▶ [Exercise instructions]:
When a line in the entries below contains the word "hWnd", copy that line.

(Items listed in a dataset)
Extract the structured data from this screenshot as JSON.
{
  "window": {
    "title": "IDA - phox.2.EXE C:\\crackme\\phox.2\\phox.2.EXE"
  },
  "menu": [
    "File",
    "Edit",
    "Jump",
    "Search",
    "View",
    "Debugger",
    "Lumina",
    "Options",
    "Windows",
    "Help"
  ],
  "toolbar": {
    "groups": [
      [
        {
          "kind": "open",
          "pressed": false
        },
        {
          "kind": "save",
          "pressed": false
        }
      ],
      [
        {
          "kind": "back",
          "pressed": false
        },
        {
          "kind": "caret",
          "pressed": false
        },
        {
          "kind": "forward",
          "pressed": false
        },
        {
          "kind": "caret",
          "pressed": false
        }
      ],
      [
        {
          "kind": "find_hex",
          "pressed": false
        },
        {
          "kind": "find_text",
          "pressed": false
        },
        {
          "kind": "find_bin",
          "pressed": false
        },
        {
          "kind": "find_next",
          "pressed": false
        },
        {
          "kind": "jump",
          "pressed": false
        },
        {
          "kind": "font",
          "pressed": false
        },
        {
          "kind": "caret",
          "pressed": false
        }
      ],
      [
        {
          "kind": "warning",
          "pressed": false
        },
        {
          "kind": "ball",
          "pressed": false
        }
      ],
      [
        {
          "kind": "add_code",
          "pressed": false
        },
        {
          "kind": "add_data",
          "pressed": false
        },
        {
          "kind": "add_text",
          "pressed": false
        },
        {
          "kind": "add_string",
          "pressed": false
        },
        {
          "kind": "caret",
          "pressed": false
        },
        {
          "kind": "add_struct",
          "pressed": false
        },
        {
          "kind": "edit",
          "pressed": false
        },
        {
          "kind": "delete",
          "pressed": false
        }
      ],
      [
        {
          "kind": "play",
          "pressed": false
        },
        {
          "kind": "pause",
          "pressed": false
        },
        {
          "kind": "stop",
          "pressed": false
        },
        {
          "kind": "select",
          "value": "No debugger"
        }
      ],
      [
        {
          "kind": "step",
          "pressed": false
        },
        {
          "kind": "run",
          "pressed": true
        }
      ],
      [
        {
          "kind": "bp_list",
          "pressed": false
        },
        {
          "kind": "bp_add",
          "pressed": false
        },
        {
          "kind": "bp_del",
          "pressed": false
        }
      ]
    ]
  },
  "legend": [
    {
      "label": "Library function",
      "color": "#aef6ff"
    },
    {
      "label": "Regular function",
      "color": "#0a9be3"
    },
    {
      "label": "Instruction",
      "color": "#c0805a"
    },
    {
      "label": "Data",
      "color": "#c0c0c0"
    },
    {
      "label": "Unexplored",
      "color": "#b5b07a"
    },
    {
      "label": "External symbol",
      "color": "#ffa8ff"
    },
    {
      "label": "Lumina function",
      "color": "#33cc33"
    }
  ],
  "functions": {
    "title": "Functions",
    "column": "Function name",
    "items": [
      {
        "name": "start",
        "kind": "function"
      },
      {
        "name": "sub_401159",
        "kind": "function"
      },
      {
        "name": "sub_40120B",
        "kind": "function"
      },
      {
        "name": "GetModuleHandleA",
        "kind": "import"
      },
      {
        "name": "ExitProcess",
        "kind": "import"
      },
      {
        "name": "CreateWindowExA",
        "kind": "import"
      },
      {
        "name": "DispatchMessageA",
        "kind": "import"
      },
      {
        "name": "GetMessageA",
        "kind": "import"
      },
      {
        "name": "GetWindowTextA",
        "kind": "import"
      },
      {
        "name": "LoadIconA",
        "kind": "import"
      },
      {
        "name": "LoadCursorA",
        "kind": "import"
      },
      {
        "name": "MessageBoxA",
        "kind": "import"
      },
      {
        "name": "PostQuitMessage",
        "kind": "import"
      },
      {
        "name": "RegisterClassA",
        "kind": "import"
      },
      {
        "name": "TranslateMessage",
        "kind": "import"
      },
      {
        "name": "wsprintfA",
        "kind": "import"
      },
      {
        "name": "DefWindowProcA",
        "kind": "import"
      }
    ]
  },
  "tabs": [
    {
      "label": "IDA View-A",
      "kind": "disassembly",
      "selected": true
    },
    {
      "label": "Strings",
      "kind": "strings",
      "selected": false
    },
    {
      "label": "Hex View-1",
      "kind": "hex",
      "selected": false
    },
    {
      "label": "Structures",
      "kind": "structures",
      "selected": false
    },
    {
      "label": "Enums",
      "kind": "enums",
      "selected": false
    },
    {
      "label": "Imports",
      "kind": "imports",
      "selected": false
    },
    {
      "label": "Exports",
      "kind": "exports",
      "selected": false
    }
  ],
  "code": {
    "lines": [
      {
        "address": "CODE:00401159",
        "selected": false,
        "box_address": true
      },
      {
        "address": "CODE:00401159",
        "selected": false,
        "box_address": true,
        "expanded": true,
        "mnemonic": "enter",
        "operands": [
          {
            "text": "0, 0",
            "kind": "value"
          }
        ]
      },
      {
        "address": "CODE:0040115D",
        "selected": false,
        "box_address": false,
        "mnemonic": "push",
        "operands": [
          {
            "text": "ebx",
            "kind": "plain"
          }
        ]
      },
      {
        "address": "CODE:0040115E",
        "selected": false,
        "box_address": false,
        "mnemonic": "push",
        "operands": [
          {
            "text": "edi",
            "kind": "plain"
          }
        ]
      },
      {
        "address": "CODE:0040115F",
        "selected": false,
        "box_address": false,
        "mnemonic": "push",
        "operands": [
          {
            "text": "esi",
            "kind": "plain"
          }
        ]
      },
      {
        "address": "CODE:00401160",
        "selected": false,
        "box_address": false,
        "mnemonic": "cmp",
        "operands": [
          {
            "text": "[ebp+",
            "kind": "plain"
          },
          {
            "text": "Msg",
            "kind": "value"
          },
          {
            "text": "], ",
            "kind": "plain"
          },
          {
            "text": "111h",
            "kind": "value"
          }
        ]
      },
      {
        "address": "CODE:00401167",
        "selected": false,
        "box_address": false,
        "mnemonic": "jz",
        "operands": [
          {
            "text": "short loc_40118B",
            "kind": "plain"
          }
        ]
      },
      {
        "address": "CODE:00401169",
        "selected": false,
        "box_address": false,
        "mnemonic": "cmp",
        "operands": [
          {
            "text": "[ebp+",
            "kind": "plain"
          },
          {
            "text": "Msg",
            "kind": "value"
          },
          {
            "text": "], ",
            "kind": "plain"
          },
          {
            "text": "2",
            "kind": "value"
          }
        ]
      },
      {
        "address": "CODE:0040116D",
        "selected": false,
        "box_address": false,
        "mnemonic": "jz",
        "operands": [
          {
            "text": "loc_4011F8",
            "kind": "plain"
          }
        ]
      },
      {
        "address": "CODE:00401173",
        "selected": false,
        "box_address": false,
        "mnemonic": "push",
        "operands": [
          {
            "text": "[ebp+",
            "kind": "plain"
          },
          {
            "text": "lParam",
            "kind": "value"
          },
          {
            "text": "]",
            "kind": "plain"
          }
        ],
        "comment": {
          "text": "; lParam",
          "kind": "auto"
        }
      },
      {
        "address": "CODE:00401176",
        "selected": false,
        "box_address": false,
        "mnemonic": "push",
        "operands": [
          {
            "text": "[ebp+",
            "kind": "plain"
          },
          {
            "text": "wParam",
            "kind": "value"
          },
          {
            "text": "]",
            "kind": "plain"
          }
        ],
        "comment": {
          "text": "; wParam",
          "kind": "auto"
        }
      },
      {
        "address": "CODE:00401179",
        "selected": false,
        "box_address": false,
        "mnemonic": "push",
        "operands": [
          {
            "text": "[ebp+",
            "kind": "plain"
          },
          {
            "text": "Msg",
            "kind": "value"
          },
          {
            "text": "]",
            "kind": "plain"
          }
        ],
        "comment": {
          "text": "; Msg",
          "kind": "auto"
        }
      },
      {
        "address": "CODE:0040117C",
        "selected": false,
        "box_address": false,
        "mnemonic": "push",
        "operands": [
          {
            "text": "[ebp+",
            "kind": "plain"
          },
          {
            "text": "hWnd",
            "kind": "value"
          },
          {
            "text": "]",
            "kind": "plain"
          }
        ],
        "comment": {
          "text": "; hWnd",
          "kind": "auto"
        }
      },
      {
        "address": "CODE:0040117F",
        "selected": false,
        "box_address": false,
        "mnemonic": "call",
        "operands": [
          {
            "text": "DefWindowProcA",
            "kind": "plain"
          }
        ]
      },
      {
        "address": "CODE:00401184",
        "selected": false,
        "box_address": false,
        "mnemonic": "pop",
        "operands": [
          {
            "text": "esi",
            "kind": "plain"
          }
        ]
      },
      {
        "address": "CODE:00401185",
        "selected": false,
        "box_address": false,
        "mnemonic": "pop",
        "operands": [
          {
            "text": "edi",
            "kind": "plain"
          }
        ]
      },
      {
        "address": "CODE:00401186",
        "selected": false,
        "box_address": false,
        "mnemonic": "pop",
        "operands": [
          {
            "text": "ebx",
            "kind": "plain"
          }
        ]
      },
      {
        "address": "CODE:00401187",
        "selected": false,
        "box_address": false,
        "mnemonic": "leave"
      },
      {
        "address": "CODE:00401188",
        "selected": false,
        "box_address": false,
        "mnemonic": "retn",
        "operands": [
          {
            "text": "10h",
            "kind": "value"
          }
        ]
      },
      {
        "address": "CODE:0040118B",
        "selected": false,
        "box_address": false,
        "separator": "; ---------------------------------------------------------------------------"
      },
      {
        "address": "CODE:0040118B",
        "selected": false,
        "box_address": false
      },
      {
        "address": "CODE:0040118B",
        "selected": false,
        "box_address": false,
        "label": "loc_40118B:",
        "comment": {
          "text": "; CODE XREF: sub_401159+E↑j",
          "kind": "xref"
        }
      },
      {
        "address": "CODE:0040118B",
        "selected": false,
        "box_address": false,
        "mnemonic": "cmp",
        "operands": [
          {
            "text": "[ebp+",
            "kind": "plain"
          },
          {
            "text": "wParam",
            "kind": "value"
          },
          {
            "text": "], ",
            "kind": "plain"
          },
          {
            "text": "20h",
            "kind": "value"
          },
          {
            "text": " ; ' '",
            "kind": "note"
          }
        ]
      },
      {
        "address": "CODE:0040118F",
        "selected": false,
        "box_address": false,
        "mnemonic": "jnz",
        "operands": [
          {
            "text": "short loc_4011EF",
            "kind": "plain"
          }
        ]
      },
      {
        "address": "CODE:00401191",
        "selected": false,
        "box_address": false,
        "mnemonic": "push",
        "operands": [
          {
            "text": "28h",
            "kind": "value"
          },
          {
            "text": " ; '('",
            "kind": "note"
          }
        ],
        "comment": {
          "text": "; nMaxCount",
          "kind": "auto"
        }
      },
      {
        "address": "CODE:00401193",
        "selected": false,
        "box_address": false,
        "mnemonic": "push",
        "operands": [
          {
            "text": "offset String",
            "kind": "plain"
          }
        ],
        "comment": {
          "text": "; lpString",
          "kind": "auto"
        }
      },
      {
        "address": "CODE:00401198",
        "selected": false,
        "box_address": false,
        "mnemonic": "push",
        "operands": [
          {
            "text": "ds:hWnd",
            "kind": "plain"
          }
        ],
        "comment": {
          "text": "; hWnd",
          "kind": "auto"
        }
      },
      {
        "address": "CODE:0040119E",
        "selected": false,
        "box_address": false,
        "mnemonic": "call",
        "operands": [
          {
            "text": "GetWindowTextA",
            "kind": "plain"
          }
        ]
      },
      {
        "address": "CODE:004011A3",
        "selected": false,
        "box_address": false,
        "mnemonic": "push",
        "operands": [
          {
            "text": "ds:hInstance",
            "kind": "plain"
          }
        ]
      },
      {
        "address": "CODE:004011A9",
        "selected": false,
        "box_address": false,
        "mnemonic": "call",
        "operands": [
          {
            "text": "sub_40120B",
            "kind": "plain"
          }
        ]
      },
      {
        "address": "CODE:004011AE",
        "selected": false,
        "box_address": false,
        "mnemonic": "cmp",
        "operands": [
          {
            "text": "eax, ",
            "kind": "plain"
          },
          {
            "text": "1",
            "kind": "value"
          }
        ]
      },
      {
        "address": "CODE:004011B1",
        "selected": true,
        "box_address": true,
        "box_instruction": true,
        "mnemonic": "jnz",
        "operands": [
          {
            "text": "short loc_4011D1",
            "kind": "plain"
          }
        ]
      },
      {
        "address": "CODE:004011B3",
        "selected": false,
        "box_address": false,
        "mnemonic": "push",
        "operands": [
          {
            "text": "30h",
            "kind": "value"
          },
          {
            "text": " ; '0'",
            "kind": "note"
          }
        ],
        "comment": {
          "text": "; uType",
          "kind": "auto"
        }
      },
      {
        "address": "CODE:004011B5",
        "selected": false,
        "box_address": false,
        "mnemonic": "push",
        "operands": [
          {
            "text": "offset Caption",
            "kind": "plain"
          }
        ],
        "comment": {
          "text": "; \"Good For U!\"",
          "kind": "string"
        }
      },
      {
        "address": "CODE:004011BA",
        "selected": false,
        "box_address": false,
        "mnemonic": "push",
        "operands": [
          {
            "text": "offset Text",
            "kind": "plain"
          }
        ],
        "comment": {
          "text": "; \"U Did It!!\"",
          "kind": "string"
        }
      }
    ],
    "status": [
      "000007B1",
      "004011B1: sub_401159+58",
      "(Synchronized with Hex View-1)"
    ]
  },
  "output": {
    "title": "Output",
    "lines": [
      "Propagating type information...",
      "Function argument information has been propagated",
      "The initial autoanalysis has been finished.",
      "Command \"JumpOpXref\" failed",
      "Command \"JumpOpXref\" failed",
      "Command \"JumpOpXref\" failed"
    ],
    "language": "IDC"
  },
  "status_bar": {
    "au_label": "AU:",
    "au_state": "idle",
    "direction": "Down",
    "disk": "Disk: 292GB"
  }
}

▶ [Response to the exercise]:
            "text": "hWnd",
          "text": "; hWnd",
            "text": "ds:hWnd",
          "text": "; hWnd",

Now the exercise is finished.